Sumatran Tiger

These formidable animals are critically endangered in the wild. Zoos around the world, including Melbourne Zoo, have become part of the battle to prevent the extinction of this species.

The Sumatran Tiger is classed as ‘critically endangered’ by the International Union for Conservation of Nature and Natural Resources (on the IUCN ‘red list’), with numbers in the wild falling. The animals remaining in the wild may number in the hundreds. Threats include habitat loss as palm oil plantations are extended through their natural range, hunting for traditional medicine (although this is illegal in all countries), and loss of prey. 

Melbourne Zoo is involved in a captive breeding program for these critically endangered animals. Four cubs, born in February 2010, can be seen daily at the zoo. Visiting the Zoo helps to fight extinction. Meeting the Sumatran Tigers at Melbourne Zoo is an opportunity not only to see these rare animals, but also to learn about the threats facing this species, what the international community is doing to try to conserve the species, and how Zoos Victoria is contributing to the fight. 

The Sumatran Tiger is found on the Indonesian island of Sumatra in habitat ranging from mountainous forests to lowland forests. The Sumatran Tiger is one of nine subspecies of tiger (three of which are already extinct), and it is believed that these animals became isolated to Sumatra when rising sea levels smothered the land, causing the formation of islands in the region.

Sumatran Tigers are the smallest of all tigers, and their size assists them in navigating the dense, tropical forests in which they hunt. 
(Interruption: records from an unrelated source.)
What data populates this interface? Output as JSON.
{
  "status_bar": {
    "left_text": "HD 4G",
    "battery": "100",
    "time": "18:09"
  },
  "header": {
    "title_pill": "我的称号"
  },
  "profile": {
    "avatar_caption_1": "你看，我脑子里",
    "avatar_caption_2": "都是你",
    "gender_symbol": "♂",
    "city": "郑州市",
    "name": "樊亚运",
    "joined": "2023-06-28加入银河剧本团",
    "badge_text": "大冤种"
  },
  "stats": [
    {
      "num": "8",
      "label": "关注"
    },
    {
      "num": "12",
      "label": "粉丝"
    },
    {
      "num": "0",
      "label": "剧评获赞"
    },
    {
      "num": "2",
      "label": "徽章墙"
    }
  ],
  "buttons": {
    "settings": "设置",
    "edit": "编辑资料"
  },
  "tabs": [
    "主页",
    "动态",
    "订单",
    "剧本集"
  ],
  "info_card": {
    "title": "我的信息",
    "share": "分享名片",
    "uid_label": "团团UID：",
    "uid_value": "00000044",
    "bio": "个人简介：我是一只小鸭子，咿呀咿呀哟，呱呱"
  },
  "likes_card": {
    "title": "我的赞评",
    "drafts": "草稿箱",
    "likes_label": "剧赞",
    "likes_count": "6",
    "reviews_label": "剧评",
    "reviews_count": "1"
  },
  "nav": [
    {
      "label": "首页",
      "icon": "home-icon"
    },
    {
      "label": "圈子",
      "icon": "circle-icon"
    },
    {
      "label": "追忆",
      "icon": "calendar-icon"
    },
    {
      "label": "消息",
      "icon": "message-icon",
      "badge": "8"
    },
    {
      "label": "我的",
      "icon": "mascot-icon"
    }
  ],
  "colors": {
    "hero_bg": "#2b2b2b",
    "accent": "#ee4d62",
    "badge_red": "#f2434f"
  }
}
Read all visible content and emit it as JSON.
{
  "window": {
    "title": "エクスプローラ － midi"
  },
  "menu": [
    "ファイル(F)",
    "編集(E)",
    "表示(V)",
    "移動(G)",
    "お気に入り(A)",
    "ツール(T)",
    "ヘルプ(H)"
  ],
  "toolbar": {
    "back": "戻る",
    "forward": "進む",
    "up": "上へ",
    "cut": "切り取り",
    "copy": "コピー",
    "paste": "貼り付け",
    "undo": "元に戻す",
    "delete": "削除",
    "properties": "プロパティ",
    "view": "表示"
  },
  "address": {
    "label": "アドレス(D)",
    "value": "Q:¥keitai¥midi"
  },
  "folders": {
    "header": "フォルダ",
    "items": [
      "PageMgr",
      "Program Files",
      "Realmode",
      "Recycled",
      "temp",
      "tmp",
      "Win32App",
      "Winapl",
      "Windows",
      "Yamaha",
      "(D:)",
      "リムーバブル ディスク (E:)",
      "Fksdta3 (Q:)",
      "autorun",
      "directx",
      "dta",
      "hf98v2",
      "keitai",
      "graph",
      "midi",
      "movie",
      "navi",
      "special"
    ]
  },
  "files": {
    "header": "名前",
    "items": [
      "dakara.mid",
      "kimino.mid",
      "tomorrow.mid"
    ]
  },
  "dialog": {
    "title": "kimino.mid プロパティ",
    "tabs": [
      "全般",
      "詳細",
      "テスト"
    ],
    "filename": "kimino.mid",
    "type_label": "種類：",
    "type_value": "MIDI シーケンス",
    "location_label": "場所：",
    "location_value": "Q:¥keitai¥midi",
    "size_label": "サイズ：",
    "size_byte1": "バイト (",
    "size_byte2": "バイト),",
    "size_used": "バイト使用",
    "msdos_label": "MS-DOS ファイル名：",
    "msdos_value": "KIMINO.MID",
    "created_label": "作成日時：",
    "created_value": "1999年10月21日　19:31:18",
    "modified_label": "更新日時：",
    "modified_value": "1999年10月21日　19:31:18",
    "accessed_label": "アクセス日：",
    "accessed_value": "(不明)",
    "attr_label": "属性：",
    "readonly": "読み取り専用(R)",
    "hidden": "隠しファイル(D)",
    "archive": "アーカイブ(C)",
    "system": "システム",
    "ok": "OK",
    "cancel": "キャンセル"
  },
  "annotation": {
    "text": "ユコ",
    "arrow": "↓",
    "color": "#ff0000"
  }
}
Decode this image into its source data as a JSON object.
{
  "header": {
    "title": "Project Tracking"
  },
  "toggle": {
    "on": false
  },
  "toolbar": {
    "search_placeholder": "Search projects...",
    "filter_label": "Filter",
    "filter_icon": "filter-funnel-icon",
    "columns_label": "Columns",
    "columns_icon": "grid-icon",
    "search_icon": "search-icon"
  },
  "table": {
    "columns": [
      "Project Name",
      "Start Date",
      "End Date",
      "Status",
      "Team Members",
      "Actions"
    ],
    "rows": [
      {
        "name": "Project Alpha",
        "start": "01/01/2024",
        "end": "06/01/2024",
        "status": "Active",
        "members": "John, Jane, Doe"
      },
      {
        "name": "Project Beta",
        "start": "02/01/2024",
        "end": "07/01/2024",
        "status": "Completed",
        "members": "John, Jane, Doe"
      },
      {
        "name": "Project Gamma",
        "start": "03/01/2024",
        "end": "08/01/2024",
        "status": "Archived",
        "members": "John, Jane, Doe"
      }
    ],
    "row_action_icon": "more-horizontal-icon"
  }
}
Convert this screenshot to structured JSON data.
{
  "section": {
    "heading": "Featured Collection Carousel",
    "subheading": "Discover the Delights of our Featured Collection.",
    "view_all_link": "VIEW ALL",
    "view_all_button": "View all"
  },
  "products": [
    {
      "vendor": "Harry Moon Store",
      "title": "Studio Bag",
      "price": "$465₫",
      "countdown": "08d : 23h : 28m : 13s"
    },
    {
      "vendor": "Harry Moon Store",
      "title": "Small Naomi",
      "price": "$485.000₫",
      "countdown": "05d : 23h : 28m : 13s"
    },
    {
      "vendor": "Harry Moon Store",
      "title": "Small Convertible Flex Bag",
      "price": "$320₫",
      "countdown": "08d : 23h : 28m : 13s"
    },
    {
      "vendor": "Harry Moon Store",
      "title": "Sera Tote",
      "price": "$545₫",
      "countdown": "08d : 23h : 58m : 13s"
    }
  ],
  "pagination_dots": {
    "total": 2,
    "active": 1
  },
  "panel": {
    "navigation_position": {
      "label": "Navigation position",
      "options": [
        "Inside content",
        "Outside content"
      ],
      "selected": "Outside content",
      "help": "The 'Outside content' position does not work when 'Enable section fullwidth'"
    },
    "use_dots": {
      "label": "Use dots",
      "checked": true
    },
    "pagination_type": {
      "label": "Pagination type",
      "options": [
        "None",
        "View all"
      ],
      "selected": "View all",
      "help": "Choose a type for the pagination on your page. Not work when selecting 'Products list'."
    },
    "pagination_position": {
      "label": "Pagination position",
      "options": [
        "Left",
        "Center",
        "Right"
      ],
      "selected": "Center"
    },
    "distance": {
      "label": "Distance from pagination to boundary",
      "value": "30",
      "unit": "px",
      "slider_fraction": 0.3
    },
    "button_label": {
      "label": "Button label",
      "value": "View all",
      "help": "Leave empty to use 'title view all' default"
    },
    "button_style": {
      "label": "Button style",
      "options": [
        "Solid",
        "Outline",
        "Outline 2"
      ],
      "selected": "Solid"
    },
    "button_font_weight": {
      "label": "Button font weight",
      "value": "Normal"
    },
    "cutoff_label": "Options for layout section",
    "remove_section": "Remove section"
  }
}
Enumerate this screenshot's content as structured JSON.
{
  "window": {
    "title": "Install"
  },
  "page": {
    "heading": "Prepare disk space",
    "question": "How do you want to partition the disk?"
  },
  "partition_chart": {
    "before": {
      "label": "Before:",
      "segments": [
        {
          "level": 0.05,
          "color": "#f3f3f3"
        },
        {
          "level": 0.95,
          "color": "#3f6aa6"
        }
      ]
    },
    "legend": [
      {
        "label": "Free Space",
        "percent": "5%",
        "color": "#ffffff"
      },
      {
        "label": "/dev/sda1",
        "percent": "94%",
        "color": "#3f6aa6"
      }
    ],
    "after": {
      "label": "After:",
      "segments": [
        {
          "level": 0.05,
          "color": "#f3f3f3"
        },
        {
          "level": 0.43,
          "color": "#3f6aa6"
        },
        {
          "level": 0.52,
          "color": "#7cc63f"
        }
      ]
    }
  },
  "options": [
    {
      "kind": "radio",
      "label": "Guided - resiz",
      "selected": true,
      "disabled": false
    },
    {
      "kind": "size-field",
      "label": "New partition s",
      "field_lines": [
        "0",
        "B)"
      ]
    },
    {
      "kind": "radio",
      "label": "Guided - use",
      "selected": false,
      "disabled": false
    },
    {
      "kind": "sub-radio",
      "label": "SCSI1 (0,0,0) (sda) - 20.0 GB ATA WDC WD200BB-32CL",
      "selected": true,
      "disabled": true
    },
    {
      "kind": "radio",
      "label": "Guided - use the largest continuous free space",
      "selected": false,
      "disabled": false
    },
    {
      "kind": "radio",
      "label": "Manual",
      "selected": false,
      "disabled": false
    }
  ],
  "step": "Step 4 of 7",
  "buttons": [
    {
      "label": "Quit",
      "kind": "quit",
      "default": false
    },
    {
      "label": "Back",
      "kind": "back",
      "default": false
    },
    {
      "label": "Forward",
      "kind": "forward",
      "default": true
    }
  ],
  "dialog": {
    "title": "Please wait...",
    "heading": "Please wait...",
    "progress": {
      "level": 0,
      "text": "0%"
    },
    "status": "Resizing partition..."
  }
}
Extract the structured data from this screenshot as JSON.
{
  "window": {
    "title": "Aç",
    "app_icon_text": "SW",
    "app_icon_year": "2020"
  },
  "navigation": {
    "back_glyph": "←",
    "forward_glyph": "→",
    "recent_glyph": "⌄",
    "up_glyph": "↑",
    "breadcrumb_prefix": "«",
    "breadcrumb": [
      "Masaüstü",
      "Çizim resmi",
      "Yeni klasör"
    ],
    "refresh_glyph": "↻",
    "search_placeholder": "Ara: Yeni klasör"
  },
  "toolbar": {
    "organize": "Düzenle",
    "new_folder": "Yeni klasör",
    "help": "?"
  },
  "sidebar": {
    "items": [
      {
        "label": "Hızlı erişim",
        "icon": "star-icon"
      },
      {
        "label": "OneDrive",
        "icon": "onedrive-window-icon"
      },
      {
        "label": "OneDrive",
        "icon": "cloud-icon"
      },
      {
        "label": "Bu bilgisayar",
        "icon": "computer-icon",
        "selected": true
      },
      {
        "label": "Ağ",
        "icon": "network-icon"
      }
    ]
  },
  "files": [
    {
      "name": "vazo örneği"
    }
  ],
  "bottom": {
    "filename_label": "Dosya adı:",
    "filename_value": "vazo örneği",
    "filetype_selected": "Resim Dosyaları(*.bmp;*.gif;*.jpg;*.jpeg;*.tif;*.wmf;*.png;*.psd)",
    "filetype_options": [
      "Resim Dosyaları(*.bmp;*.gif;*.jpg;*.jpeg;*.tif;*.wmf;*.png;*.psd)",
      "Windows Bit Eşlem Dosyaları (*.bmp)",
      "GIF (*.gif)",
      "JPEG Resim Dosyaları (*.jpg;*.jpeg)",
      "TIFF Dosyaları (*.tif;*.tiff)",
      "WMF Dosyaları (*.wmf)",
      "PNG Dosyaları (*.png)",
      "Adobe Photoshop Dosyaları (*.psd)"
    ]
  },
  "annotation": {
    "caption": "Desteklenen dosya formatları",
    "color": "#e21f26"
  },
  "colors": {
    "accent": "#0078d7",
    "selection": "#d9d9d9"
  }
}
Being solitary animals, they are highly adapted to ambush hunting, using their stripes as camouflage against the dappled light of the forest floor. Sumatran Tigers will lie in wait to prey upon wild boar, birds, tapir, fish and deer.

Binjai

Female, born 2002

Hutan

Male, born 2010

Hutan has a very placid nature. He and his brother Aceh have been separated from their sisters Indrah and Rani as they are now approaching maturity.

Indrah

Female, born 2010

Tiger Travel

Tiger Travel

Sumatran Tiger Binjai travelled across the Zoo this morning, with a visit to the Veterinary Surgery on the way.

31 October 2016
Moving Meo

Moving Meo

How do you move a Snow Leopard?

Carefully and caringly were the watchwords this morning when Carnivore Department Keepers moved Snow Leopard Meo from her night den in Big Cat Row to the new custom-designed facility where she will spend the next year.

24 October 2016
  • Tigers are proficient swimmers and can cross rivers that are 7–8 km wide without any difficulty
  • Tigers will attack their prey from the rear; only 1 in 10–20 attempts succeed in a kill
  • To seek out prey and defend a home range it is not uncommon for a tiger to travel 10–20 km a day